you are fitting game outcomes (1, 0 or 0.5) over

f(x) = 1/(1+exp(-k*x))

The pawn value shoud be the result of the optimisation process, not an arbitray number. Your goal is to minimize that function, not to obtain 1.00 for the pawn value, wich is a "cosmetic" result. So: you need to tune ALL parameter values.

The introduction of the factor k allows you to have an arbitrary scale in the evaluation. If you like evaluations where the EG value of the pawn is 1.00, you can have them. If you like evaluations where k is 1.00, you can have them. Proportional evaluation functions are equivalent, except for the effects introduced by rounding.

In other words: go and try different K's until you get 1.00 as a result in endgame pawn value after tune every parameter.

But you can't fix both at the same time, because fixing EG pawn value introduces a bias in the rest of the parameters for a given K.

### Re: Ab-initio evaluation tuning

Posted: **Thu Aug 31, 2017 12:18 pm**

by **Evert**

AlvaroBegue wrote:
This should not bother you at all. A probability is a continuous quantity that expresses our expectation of a binary result, and we use logistic regression to fit probabilities to discrete outcomes all the time. If you have time to play more games, you should probably play them from new positions so you get a more complete sample of situations on the board, instead of playing them from the same positions.

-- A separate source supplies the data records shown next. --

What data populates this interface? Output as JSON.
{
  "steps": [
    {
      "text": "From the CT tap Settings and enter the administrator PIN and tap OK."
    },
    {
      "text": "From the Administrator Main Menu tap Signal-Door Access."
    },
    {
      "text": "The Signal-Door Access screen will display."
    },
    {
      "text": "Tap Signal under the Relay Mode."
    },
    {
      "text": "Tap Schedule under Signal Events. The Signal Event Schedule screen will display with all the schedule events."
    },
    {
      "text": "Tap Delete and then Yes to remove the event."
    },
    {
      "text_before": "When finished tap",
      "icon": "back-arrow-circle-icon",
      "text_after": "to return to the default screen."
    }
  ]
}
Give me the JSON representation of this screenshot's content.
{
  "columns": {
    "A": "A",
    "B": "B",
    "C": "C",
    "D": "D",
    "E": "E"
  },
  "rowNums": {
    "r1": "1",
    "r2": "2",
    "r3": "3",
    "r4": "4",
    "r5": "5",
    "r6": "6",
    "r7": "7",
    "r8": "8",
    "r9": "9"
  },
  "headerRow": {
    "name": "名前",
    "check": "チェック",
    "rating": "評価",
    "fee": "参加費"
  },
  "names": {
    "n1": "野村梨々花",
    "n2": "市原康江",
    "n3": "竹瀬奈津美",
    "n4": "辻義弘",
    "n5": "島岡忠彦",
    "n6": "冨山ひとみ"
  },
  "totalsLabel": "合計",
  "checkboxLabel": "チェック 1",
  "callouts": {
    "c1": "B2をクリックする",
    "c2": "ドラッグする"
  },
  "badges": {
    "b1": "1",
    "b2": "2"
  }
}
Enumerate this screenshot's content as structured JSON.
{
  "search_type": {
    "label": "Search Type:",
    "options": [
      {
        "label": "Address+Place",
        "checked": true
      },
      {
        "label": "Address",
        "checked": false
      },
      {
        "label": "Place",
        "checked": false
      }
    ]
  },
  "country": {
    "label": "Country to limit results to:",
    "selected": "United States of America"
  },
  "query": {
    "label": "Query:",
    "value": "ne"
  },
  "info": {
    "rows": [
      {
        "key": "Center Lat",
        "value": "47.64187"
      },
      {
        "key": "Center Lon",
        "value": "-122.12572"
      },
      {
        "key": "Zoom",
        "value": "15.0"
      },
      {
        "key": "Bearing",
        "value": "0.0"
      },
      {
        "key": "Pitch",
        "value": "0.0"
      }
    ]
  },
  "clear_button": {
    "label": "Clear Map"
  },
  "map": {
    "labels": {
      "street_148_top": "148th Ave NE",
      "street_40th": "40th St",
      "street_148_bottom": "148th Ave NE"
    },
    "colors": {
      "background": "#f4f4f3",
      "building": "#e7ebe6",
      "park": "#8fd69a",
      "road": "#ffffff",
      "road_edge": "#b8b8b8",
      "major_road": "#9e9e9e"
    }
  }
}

Maybe.

But how certain are you that the outcome is correct? If the result is 1-0, but a match over 10 games would result in 7-3, then we would be better off using 0.7 rather than 1.0 for that position. Worse, what if the result of a 10-game match is 1-9? Right now we treat positions that are won because you are a minor ahead as though they should give the same score as positions that are won because you are a queen ahead. They aren't, of course. Allowing for a difference there should reduce the noise in the fit. Of course adding more positions can also do that, but each individual position is then less important. On the other hand, reducing noise is not a goal

*per se*.

The interesting positions here are not those where you are a piece ahead (or behind), of course, but those closer to the draw score, around the inflection point of the logistic function. I might try to make an estimate for how much time it would take to get a better estimate for some of those.